The Phoenix Project: A Novel About IT, DevOps, and Helping Your Business Win

by Gene Kim, Kevin Behr, and George Spafford

As the name implies, this book presents a novelized approach to walking through an IT project. Poor Bill needs to get Parts Unlimited’s newest initiative up and running. If not—cue the scary music—his department will be outsourced!

Yes, it goes beyond the postmortem, but there is value in seeing the entire development process, even if presented under the guise of fiction.

The Human Side of Postmortems and Beyond Blame: Learning from Failure and Success

by Dave Zwieback

Two books by Zwieback address how to effectively learn from technology failures. While he delves into the value of the postmortem in one book, Beyond Blame addresses the value in moving forward to ensure better approaches to determining how complex systems fail. It's framed within a story format like The Phoenix Project.

Zwieback also has a rarely updated blog devoted to brief observations crossing all aspects of DevOps, including video of a 2013 conference presentation on injecting various human factors—stress, biases—into postmortems. He posts on Twitter more regularly and responds to a post about the use of the term “postmortem,” stating “It’s not just the name, but the practice. My hope is that using ‘Learning Review’ reminds folks of desired outcome.”

“The Learning Review” is described in detail in Beyond Blame and a framework for developing a comprehensive, realistic learning review is provided in the book. Zwieback infuses the framework essentials with his own reading suggestions, including Thinking, Fast and Slow, by Daniel Kahneman, and Drop the Pink Elephant: 15 Ways to Say What You Mean, by Bill McFarlan. Better yet, if you want to read The Human Side of Postmortems now, the Kindle edition is freely available. (Thank you, O’Reilly!)

You may also wish to go back to one of the articles that helped start this continual improvement movement across countless industries: “Building a Learning Organization,” by David A. Garvin. His article in the July–August 1993 Harvard Business Review explains the importance of learning to move forward effectively and productively, stating that “In the absence of learning, companies—and individuals—simply repeat old practices.”

The article is filled with examples from IBM, Boeing, Xerox, and other Fortune 50 firms. Yes, some of them may be shells of their former glory, but that’s beside the point. Garvin gives great information on the value of creating an environment for continual learning across organizations of all sizes.

Learn from learned scholars

Since we’re veering toward the academic, it’s an excellent time to point out that there is an endless amount of academic journals that provide project postmortems from any number of perspectives.

Two papers you may want to read are “Postmortem reviews: purpose and approaches in software engineering,” by Torgeir Dingsøyr, published in Information and Software Technology in 2005, and “Software engineering projects may fail before they are started: postmortem analysis of five cancelled projects,” published in the Journal of Systems and Software.

You may wish to search through ResearchGate, IEEE Xplore Digital Library, or Google Scholar for full-text editions of papers on the topic. In some cases, only abstracts are offered.
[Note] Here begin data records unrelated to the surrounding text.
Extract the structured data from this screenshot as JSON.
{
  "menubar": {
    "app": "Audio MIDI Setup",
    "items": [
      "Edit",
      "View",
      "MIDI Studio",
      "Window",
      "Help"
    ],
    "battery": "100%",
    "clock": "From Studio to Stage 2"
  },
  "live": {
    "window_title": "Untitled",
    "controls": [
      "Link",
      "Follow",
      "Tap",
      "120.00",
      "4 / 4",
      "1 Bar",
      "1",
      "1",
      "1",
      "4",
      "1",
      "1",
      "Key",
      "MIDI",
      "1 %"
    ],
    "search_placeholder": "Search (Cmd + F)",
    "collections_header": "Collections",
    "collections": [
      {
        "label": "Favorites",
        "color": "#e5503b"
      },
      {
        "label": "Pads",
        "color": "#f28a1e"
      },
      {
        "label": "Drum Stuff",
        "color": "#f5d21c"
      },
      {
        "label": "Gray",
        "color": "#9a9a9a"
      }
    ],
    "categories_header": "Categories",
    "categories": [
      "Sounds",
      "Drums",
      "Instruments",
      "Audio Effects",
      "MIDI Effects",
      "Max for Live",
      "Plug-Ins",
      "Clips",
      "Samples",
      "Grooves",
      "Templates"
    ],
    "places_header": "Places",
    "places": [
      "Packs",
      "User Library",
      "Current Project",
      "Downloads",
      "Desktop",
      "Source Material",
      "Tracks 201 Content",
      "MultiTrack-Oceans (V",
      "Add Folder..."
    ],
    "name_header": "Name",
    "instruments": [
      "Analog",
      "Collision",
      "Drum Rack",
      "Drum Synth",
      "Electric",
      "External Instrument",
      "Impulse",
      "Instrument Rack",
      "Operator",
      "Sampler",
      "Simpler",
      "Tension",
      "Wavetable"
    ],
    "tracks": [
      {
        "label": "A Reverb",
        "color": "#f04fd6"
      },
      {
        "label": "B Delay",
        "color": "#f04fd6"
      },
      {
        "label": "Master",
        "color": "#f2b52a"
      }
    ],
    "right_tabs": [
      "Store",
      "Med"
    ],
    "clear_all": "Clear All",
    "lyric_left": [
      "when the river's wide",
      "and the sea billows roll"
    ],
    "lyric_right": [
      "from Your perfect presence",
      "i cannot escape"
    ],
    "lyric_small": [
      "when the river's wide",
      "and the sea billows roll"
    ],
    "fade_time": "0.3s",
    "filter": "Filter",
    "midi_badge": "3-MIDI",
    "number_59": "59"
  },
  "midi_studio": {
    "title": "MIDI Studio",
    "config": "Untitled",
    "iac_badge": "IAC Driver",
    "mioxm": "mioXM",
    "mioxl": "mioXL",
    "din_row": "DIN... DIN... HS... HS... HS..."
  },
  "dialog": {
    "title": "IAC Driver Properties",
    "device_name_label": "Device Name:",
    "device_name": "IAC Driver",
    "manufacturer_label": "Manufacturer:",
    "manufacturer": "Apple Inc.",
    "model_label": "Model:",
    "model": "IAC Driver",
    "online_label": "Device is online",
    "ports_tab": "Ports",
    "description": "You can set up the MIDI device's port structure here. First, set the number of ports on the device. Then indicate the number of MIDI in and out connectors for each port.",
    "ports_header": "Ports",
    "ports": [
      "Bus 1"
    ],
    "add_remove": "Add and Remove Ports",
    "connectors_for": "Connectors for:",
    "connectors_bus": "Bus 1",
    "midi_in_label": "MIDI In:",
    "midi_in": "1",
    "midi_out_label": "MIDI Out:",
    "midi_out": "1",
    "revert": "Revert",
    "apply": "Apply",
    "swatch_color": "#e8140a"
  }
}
Make new code, keep some old; some is silver and some is gold

Although many people are reluctant to discuss their process, much less their failures, there is great value in plumbing these stories for information and insight. As  Mike Gunderloy points out in his article—The Project Postmortem: An Essential Tool for the Savvy Developer

Software postmortems, performed consistently, are a key part of bringing a development organization from chaos to smooth, repeatable functioning. In fact, if your development efforts are completely disorganized, postmortems can be a great way to start turning things around, because they will help you identify and keep the good parts while finding and throwing out the bad parts. If you're not already using this essential tool, it's never too late to start.

What are the books or blog posts you have found to be valuable and/or entertaining sources of postmortem stories? Please add your suggestions and ideas in the comment section!

Keep learning

Read more articles about: App Dev & TestingDevOps